ABOUT THIS EXERCISE> This exercise calls for copying every line below that holds the word "data".
========================================
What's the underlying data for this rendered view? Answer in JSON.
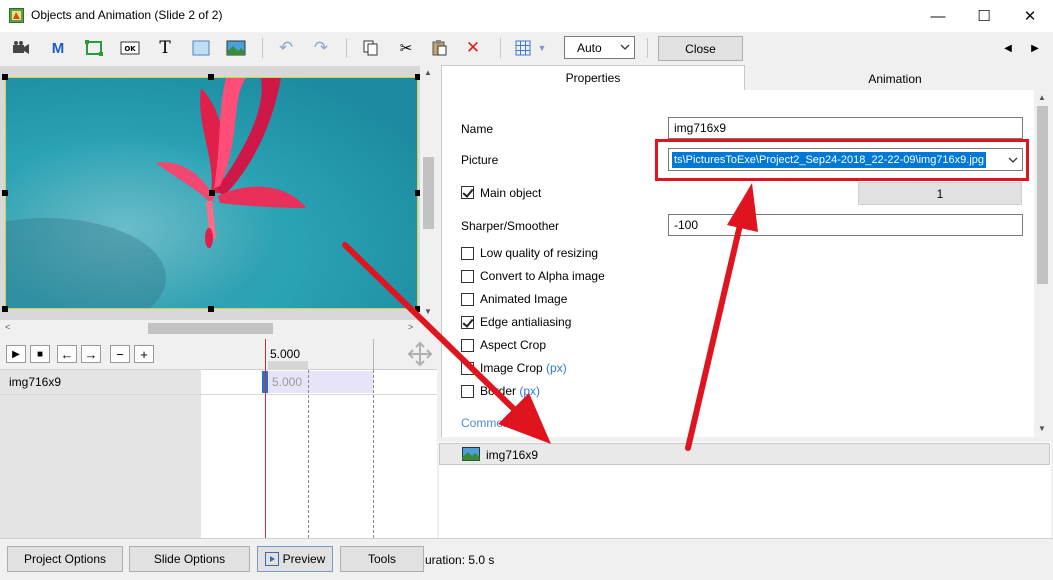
{
  "window": {
    "title": "Objects and Animation (Slide 2 of 2)",
    "minimize": "—",
    "maximize": "☐",
    "close": "✕"
  },
  "toolbar": {
    "zoom_select": "Auto",
    "close_label": "Close",
    "nav_prev": "◀",
    "nav_next": "▶"
  },
  "timeline": {
    "controls": [
      "▶",
      "■",
      "←",
      "→",
      "−",
      "+"
    ],
    "ruler_time": "5.000",
    "rows": [
      {
        "name": "img716x9",
        "time": "5.000"
      }
    ]
  },
  "tabs": {
    "properties": "Properties",
    "animation": "Animation"
  },
  "properties": {
    "name_label": "Name",
    "name_value": "img716x9",
    "picture_label": "Picture",
    "picture_value": "ts\\PicturesToExe\\Project2_Sep24-2018_22-22-09\\img716x9.jpg",
    "main_object_label": "Main object",
    "main_object_checked": true,
    "main_object_number": "1",
    "sharper_label": "Sharper/Smoother",
    "sharper_value": "-100",
    "checkboxes": [
      {
        "label": "Low quality of resizing",
        "checked": false
      },
      {
        "label": "Convert to Alpha image",
        "checked": false
      },
      {
        "label": "Animated Image",
        "checked": false
      },
      {
        "label": "Edge antialiasing",
        "checked": true
      },
      {
        "label": "Aspect Crop",
        "checked": false
      },
      {
        "label": "Image Crop",
        "checked": false,
        "suffix": "(px)"
      },
      {
        "label": "Border",
        "checked": false,
        "suffix": "(px)"
      }
    ],
    "common_label": "Common"
  },
  "object_list": [
    {
      "name": "img716x9"
    }
  ],
  "bottom": {
    "project_options": "Project Options",
    "slide_options": "Slide Options",
    "preview": "Preview",
    "tools": "Tools",
    "duration": "uration: 5.0 s"
  },
  "colors": {
    "annotation_red": "#e0141e",
    "selection_blue": "#0078d7",
    "link_blue": "#2e78d6"
  }
}
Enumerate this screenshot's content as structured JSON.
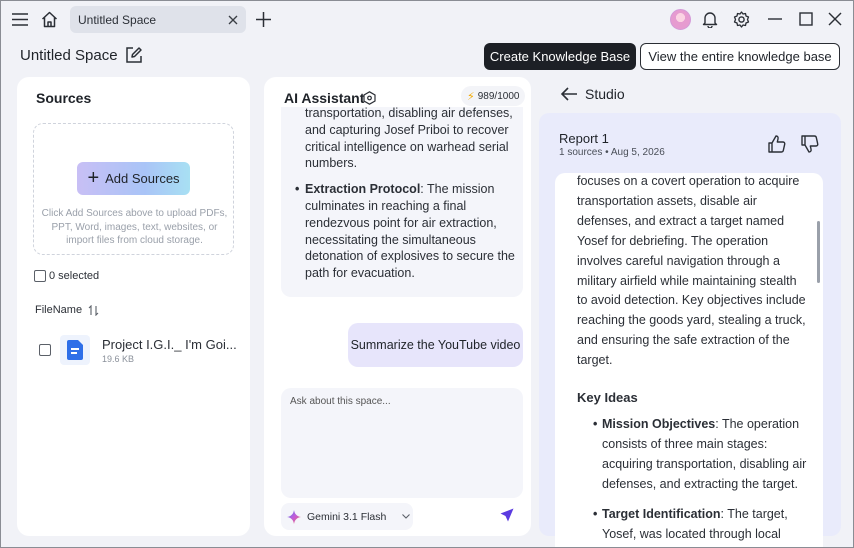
{
  "titlebar": {
    "tab_label": "Untitled Space"
  },
  "header": {
    "space_title": "Untitled Space",
    "create_kb_label": "Create Knowledge Base",
    "view_kb_label": "View the entire knowledge base"
  },
  "sources": {
    "title": "Sources",
    "add_label": "Add Sources",
    "hint": "Click Add Sources above to upload PDFs, PPT, Word, images, text, websites, or import files from cloud storage.",
    "selected": "0 selected",
    "column_header": "FileName",
    "files": [
      {
        "name": "Project I.G.I._ I'm Goi...",
        "size": "19.6 KB"
      }
    ]
  },
  "assistant": {
    "title": "AI Assistant",
    "credits": "989/1000",
    "msg_part1": "transportation, disabling air defenses, and capturing Josef Priboi to recover critical intelligence on warhead serial numbers.",
    "msg_bullet_title": "Extraction Protocol",
    "msg_bullet_body": ": The mission culminates in reaching a final rendezvous point for air extraction, necessitating the simultaneous detonation of explosives to secure the path for evacuation.",
    "user_message": "Summarize the YouTube video",
    "ask_placeholder": "Ask about this space...",
    "model": "Gemini 3.1 Flash"
  },
  "studio": {
    "title": "Studio",
    "report_title": "Report 1",
    "report_meta": "1 sources • Aug 5, 2026",
    "para": "focuses on a covert operation to acquire transportation assets, disable air defenses, and extract a target named Yosef for debriefing. The operation involves careful navigation through a military airfield while maintaining stealth to avoid detection. Key objectives include reaching the goods yard, stealing a truck, and ensuring the safe extraction of the target.",
    "key_ideas": "Key Ideas",
    "b1_title": "Mission Objectives",
    "b1_body": ": The operation consists of three main stages: acquiring transportation, disabling air defenses, and extracting the target.",
    "b2_title": "Target Identification",
    "b2_body": ": The target, Yosef, was located through local"
  }
}
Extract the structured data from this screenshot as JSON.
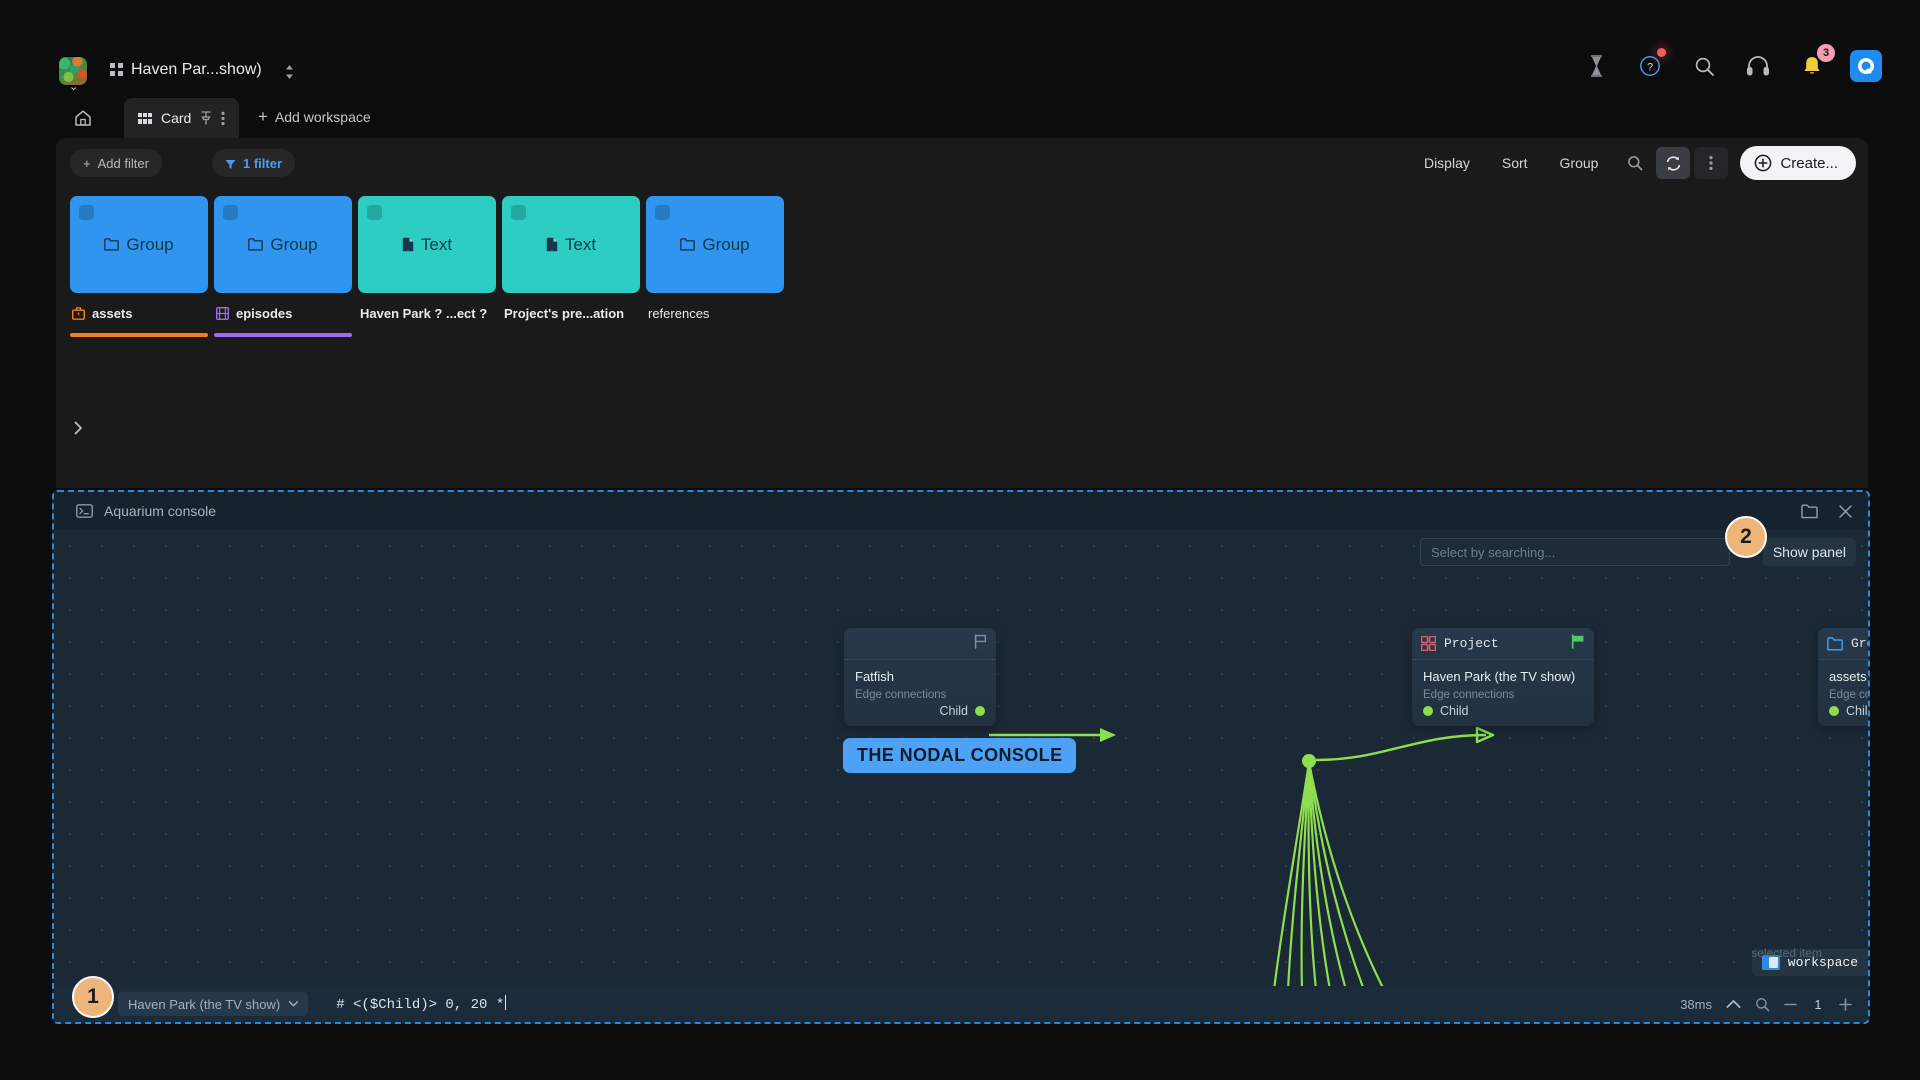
{
  "topbar": {
    "workspace_title": "Haven Par...show)",
    "icons": [
      {
        "name": "hourglass-icon"
      },
      {
        "name": "help-icon",
        "has_dot": true
      },
      {
        "name": "search-icon"
      },
      {
        "name": "headphones-icon"
      },
      {
        "name": "notifications-icon",
        "badge": "3"
      },
      {
        "name": "app-icon"
      }
    ]
  },
  "tabs": {
    "home_label": "",
    "active_tab": "Card",
    "add_workspace": "Add workspace"
  },
  "filters": {
    "add_filter": "Add filter",
    "active_filter": "1 filter"
  },
  "toolbar": {
    "display": "Display",
    "sort": "Sort",
    "group": "Group",
    "create": "Create..."
  },
  "cards": [
    {
      "type": "Group",
      "icon": "folder-icon",
      "title": "assets",
      "title_icon": "briefcase-icon",
      "thumb_color": "#2f95ee",
      "bar_color": "#f0801f",
      "bold": true
    },
    {
      "type": "Group",
      "icon": "folder-icon",
      "title": "episodes",
      "title_icon": "film-icon",
      "thumb_color": "#2f95ee",
      "bar_color": "#9b6cf2",
      "bold": true
    },
    {
      "type": "Text",
      "icon": "file-icon",
      "title": "Haven Park ? ...ect ?",
      "title_icon": "",
      "thumb_color": "#2ecdc4",
      "bar_color": "transparent",
      "bold": true
    },
    {
      "type": "Text",
      "icon": "file-icon",
      "title": "Project's pre...ation",
      "title_icon": "",
      "thumb_color": "#2ecdc4",
      "bar_color": "transparent",
      "bold": true
    },
    {
      "type": "Group",
      "icon": "folder-icon",
      "title": "references",
      "title_icon": "",
      "thumb_color": "#2f95ee",
      "bar_color": "transparent",
      "bold": false
    }
  ],
  "console": {
    "title": "Aquarium console",
    "search_placeholder": "Select by searching...",
    "show_panel": "Show panel",
    "overlay_title": "THE NODAL CONSOLE",
    "nodes": [
      {
        "header": "",
        "header_icon": "flag-outline-icon",
        "name": "Fatfish",
        "sub": "Edge connections",
        "port_out": "Child"
      },
      {
        "header": "Project",
        "header_icon": "project-grid-icon",
        "flag": "flag-green-icon",
        "name": "Haven Park (the TV show)",
        "sub": "Edge connections",
        "port_in": "Child",
        "port_out": "Child"
      },
      {
        "header": "Group",
        "header_icon": "folder-icon",
        "name": "assets",
        "sub": "Edge connections",
        "port_in": "Child"
      }
    ],
    "workspace_badge": "workspace",
    "workspace_badge_sub": "selected item",
    "command": {
      "context": "Haven Park (the TV show)",
      "text": "# <($Child)> 0, 20 *",
      "timing": "38ms",
      "zoom_level": "1"
    }
  },
  "annotations": [
    {
      "label": "1"
    },
    {
      "label": "2"
    }
  ],
  "colors": {
    "accent_blue": "#4a9bf5",
    "panel_border": "#2f87d8",
    "edge_green": "#8ede4f",
    "orange_bar": "#f0801f",
    "purple_bar": "#9b6cf2"
  }
}
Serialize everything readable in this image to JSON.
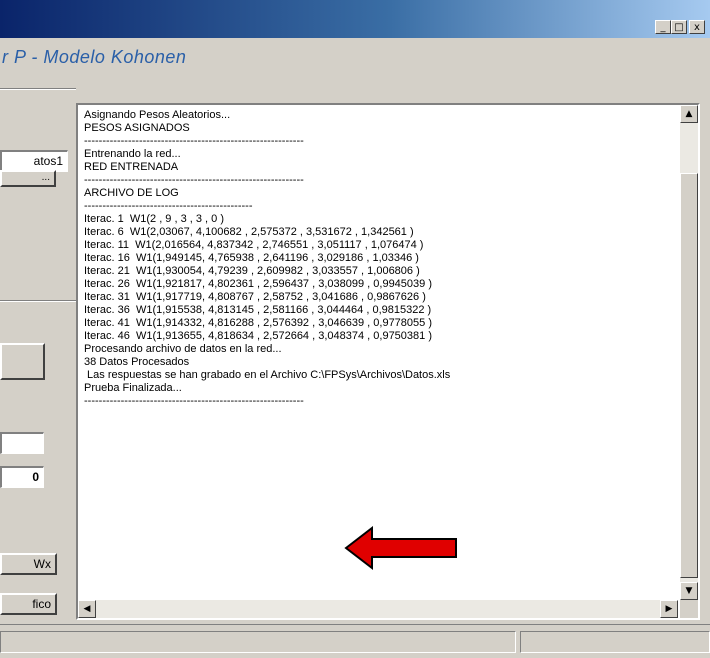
{
  "window": {
    "subtitle": "r P - Modelo Kohonen",
    "controls": {
      "minimize": "_",
      "maximize": "□",
      "close": "x"
    }
  },
  "left_panel": {
    "file_field_value": "atos1",
    "browse_button_label": "...",
    "count_field_value": "0",
    "wx_button_label": "Wx",
    "grafico_button_label": "fico"
  },
  "log": {
    "lines": [
      "Asignando Pesos Aleatorios...",
      "PESOS ASIGNADOS",
      "------------------------------------------------------------",
      "Entrenando la red...",
      "RED ENTRENADA",
      "------------------------------------------------------------",
      "ARCHIVO DE LOG",
      "----------------------------------------------",
      "Iterac. 1  W1(2 , 9 , 3 , 3 , 0 )",
      "Iterac. 6  W1(2,03067, 4,100682 , 2,575372 , 3,531672 , 1,342561 )",
      "Iterac. 11  W1(2,016564, 4,837342 , 2,746551 , 3,051117 , 1,076474 )",
      "Iterac. 16  W1(1,949145, 4,765938 , 2,641196 , 3,029186 , 1,03346 )",
      "Iterac. 21  W1(1,930054, 4,79239 , 2,609982 , 3,033557 , 1,006806 )",
      "Iterac. 26  W1(1,921817, 4,802361 , 2,596437 , 3,038099 , 0,9945039 )",
      "Iterac. 31  W1(1,917719, 4,808767 , 2,58752 , 3,041686 , 0,9867626 )",
      "Iterac. 36  W1(1,915538, 4,813145 , 2,581166 , 3,044464 , 0,9815322 )",
      "Iterac. 41  W1(1,914332, 4,816288 , 2,576392 , 3,046639 , 0,9778055 )",
      "Iterac. 46  W1(1,913655, 4,818634 , 2,572664 , 3,048374 , 0,9750381 )",
      "Procesando archivo de datos en la red...",
      "38 Datos Procesados",
      " Las respuestas se han grabado en el Archivo C:\\FPSys\\Archivos\\Datos.xls",
      "Prueba Finalizada...",
      "------------------------------------------------------------"
    ]
  },
  "colors": {
    "titlebar_start": "#0a246a",
    "titlebar_end": "#a6caf0",
    "subtitle": "#2a5fa8",
    "arrow": "#e00000"
  }
}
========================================
RESULT OF THE TASK>
What's the underlying data for this rendered view? Answer in JSON.
Extract the structured data from this screenshot as JSON.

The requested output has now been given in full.